I've just returned back from the concluding performance of Alice's Adventures in Wonderland, a ballet in two acts. Choreographed by Christopher Wheeldon and composed by Joby Talbot, the production is actually a co-production between The Royal Ballet and The National Ballet of Canada. Fancy that.
It is the story we all know well and I'm sure it was daunting to bring Lewis Carroll's story to dance. Most of the first half was a bit clunky, wading through the real world and gearing up to really set down roots in Wonderland. The first moments in wonderland are a bit mired in special effects, a little more tweaking and I think the entire production could be brilliant. There are glimpses of full-fledged wonderland in the beginning moments which are enchanting and thrilling.
Some of the projection work was quite excellently done (shrinking and expanding Alice) while other bits (the aquatic segment) were not as well executed.
The production really starts to hit its stride with the caterpillar (Eric Underwood) onwards; Wheeldon harnesses the power and the beauty of a fuller cast of dancers in ingenious and playful ways.
The entire narrative builds up to the sensational, whimsical second half - lush with excellent visuals and seamless in its transitions.

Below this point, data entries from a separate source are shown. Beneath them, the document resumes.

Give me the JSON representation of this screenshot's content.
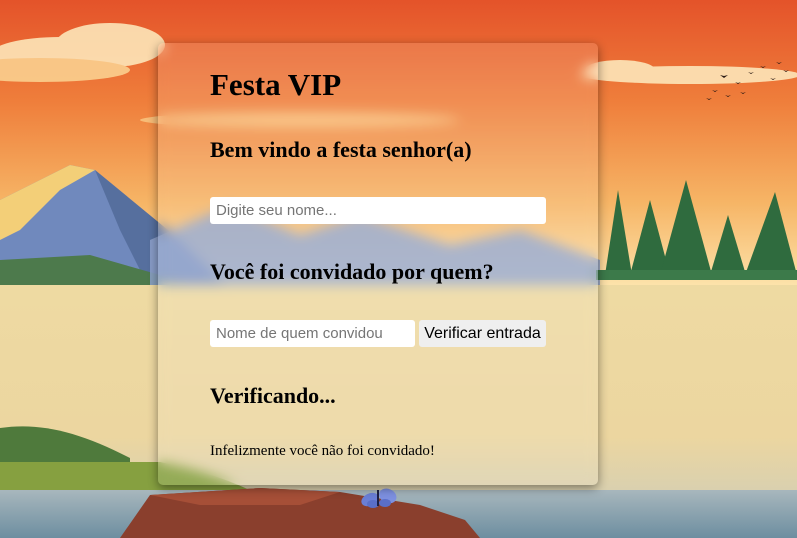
{
  "page": {
    "title": "Festa VIP",
    "welcome_heading": "Bem vindo a festa senhor(a)",
    "name_placeholder": "Digite seu nome...",
    "invited_heading": "Você foi convidado por quem?",
    "inviter_placeholder": "Nome de quem convidou",
    "verify_button": "Verificar entrada",
    "checking_heading": "Verificando...",
    "result_message": "Infelizmente você não foi convidado!"
  },
  "colors": {
    "sky_top": "#e4532a",
    "sky_mid": "#f3a857",
    "sky_low": "#fde3a8",
    "lake": "#efdaa0",
    "mountain": "#6d86b8",
    "tree": "#2f6b3e",
    "butterfly": "#6a7fd6"
  }
}
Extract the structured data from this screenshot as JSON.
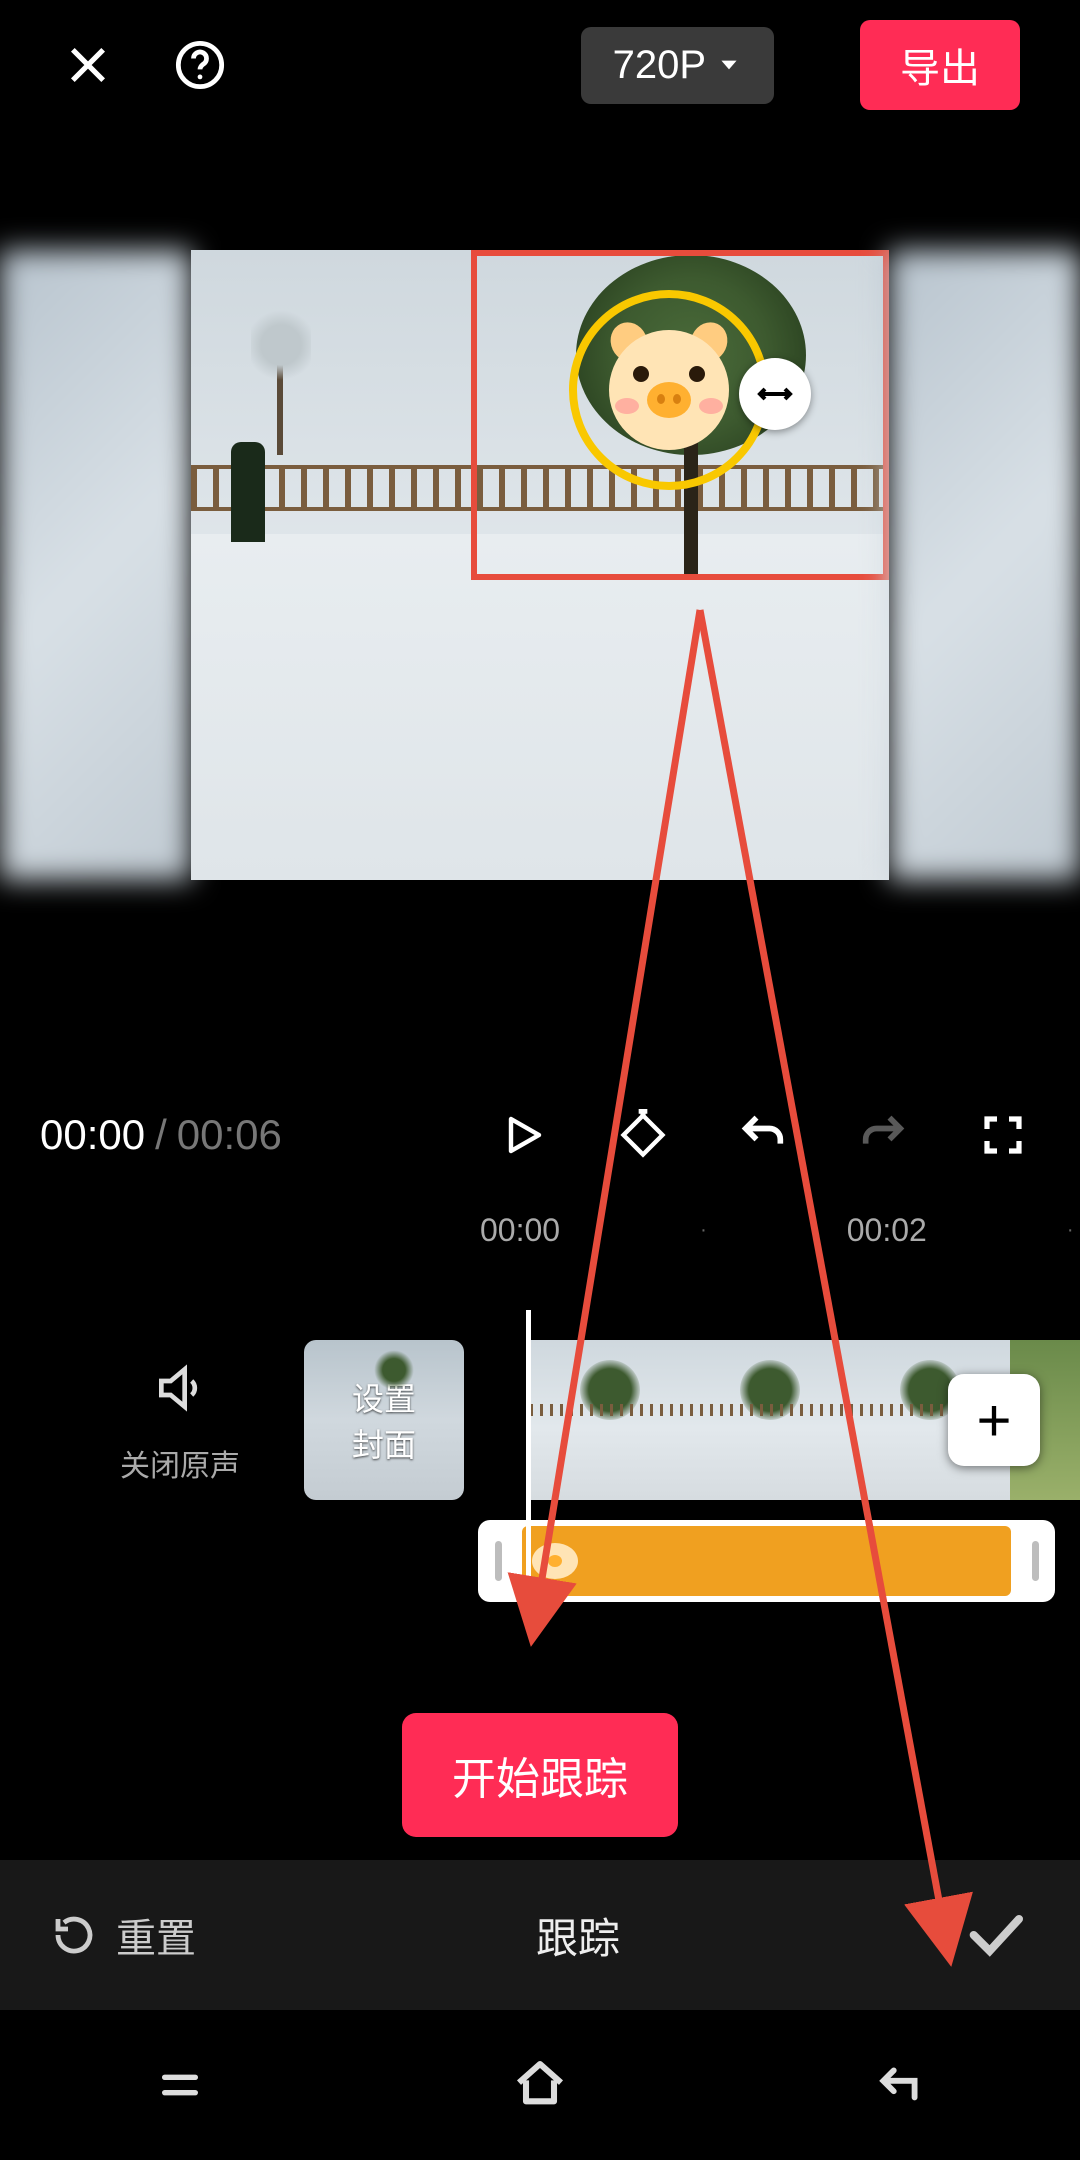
{
  "header": {
    "resolution_label": "720P",
    "export_label": "导出"
  },
  "playback": {
    "current_time": "00:00",
    "separator": "/",
    "total_time": "00:06"
  },
  "ruler": {
    "t0": "00:00",
    "dot": "·",
    "t1": "00:02"
  },
  "timeline": {
    "mute_label": "关闭原声",
    "cover_label_line1": "设置",
    "cover_label_line2": "封面",
    "add_label": "+"
  },
  "action": {
    "start_tracking": "开始跟踪"
  },
  "bottom": {
    "reset_label": "重置",
    "title": "跟踪"
  },
  "icons": {
    "close": "close",
    "help": "help",
    "chevron_down": "chevron-down",
    "play": "play",
    "keyframe": "keyframe",
    "undo": "undo",
    "redo": "redo",
    "fullscreen": "fullscreen",
    "speaker": "speaker",
    "reset": "reset",
    "check": "check",
    "resize": "resize-h"
  },
  "colors": {
    "accent": "#ff2c55",
    "selection": "#e74c3c",
    "sticker_ring": "#f9c800",
    "sticker_track": "#f0a020"
  }
}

The Queen of Hearts (Zenaida Yanowsky) radiates with her supreme acting and dancing. Every bit of the second half is enchanting. Alice (Marianela Nunez) has incredible stamina, present and dancing for most of the show's almost two hours. The Mad Hatter (Steven McRae) introduces excellent tap to the ballet scene. Ensemble pieces are excellently choreographed and costumes brilliantly conceived.
A little cleanup of the first half and Alice's Adventures in Wonderland should be set to shine once it makes its North American premiere with The National Ballet of Canada in June in Toronto as part of the Luminato Festival.